[Data records for software interfaces]
____________

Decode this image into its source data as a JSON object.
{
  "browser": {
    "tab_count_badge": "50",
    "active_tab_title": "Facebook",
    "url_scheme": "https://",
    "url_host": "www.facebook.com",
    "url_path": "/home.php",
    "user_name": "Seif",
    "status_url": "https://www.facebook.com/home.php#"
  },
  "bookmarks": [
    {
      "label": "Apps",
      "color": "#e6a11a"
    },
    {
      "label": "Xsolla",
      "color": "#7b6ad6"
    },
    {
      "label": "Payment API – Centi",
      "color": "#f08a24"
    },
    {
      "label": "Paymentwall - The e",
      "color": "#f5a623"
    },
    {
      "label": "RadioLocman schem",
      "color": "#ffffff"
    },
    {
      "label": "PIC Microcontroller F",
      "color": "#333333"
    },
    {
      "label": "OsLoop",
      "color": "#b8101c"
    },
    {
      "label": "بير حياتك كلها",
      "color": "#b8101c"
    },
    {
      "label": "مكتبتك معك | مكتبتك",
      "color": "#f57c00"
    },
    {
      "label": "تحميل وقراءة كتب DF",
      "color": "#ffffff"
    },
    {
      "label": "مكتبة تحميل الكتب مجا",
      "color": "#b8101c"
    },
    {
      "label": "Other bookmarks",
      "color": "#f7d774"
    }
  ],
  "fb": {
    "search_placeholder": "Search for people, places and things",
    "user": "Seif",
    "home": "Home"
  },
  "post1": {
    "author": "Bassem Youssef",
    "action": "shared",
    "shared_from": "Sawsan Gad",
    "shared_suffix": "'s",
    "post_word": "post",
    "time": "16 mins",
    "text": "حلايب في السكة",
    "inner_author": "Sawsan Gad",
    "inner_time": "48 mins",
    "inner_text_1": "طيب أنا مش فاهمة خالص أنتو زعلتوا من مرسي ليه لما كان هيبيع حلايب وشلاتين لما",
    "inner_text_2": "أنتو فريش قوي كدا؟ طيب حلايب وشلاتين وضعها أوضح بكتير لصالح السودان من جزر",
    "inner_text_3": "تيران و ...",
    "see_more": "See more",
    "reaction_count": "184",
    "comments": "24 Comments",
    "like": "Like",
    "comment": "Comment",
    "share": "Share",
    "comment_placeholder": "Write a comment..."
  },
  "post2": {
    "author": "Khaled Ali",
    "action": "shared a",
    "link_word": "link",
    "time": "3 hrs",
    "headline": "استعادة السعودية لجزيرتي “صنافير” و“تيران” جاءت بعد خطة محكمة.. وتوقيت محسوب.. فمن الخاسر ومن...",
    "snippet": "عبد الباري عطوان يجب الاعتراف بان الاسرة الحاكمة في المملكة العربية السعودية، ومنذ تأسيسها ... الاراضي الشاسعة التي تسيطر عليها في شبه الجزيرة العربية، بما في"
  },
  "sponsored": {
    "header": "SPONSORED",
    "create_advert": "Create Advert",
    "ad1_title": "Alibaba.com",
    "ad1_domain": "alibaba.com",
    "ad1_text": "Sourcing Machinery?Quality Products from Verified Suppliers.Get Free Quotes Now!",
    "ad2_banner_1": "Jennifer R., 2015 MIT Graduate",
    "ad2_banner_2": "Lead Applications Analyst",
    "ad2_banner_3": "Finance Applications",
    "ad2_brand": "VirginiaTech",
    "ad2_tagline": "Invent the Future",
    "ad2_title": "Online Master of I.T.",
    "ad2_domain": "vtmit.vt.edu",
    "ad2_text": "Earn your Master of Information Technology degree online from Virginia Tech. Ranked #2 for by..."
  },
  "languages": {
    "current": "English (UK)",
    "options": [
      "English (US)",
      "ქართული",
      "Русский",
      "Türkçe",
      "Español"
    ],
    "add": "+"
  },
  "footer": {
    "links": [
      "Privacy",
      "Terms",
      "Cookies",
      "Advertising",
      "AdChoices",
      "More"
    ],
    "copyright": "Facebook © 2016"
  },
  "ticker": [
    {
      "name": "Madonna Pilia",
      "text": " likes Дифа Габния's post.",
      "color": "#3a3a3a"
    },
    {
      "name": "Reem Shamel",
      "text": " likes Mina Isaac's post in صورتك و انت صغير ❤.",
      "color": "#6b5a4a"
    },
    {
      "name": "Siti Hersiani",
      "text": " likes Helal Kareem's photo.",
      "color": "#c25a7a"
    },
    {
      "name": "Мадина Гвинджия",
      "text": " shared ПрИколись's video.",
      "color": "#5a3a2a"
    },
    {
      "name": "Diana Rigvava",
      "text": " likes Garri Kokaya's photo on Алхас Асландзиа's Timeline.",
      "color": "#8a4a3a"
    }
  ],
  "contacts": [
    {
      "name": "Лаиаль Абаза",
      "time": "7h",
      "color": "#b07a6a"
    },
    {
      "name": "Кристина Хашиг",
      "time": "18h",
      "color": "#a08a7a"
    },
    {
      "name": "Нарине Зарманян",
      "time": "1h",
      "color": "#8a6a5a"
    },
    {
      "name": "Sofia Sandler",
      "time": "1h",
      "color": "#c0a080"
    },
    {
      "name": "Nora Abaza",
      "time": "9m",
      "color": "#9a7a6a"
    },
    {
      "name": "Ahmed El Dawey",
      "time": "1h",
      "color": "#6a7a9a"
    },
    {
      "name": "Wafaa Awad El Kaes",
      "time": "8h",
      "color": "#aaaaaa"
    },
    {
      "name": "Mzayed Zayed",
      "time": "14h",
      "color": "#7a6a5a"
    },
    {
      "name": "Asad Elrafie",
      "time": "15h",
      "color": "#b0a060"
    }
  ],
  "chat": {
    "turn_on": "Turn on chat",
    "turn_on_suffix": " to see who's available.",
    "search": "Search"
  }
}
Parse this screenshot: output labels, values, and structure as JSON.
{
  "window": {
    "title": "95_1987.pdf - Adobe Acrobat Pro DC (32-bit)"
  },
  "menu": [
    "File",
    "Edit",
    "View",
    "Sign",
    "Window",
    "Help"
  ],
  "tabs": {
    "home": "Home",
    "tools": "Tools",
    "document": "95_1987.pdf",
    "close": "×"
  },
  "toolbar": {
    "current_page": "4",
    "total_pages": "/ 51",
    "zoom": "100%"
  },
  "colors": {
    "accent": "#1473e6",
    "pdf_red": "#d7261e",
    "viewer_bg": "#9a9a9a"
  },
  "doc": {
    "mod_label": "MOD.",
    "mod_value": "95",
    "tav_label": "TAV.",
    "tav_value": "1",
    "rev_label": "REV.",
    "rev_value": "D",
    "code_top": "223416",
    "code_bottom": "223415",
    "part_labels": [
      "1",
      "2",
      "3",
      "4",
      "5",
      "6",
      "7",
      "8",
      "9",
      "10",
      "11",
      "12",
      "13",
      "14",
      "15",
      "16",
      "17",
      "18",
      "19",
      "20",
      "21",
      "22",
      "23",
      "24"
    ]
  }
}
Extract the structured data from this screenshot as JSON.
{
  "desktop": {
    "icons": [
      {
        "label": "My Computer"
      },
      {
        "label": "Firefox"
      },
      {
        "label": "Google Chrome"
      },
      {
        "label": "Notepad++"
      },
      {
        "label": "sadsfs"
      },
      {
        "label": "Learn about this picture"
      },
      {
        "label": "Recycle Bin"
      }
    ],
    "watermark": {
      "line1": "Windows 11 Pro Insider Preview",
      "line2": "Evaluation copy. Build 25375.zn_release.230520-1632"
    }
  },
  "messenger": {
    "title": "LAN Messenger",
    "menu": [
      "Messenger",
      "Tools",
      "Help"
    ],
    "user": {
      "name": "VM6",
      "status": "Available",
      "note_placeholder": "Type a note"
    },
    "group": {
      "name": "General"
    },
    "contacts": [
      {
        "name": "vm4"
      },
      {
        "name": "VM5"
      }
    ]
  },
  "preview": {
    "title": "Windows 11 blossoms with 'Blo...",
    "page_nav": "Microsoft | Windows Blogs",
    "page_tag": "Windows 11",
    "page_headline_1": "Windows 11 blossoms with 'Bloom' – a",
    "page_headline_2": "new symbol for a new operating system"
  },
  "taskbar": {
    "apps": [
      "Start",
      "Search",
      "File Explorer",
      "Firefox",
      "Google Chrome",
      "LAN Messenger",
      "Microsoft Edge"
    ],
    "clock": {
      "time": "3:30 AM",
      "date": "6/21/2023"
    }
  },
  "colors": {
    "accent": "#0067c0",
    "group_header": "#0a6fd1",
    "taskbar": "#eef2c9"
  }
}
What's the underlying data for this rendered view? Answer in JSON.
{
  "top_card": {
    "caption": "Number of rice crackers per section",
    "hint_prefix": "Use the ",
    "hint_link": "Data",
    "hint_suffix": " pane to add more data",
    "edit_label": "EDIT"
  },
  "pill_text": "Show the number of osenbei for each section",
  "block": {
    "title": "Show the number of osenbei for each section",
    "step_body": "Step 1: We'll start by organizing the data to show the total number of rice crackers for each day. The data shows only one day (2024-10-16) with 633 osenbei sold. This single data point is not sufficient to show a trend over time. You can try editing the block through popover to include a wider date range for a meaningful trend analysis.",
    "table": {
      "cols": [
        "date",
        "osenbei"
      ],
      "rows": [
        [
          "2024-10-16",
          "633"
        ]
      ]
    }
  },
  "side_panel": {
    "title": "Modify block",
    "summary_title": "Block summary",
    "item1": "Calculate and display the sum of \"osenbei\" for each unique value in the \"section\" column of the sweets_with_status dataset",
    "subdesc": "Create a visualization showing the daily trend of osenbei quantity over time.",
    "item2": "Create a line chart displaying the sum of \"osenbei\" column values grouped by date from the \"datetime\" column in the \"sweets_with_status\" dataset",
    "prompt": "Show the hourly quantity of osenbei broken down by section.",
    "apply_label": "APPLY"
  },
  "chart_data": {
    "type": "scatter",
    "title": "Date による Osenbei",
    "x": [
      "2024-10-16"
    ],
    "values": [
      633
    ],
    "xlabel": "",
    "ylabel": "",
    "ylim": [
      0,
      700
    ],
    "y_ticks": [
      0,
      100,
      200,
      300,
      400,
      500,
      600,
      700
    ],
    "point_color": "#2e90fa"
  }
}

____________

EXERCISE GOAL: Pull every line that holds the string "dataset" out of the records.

ANSWER AREA:
    "item1": "Calculate and display the sum of \"osenbei\" for each unique value in the \"section\" column of the sweets_with_status dataset",
    "item2": "Create a line chart displaying the sum of \"osenbei\" column values grouped by date from the \"datetime\" column in the \"sweets_with_status\" dataset",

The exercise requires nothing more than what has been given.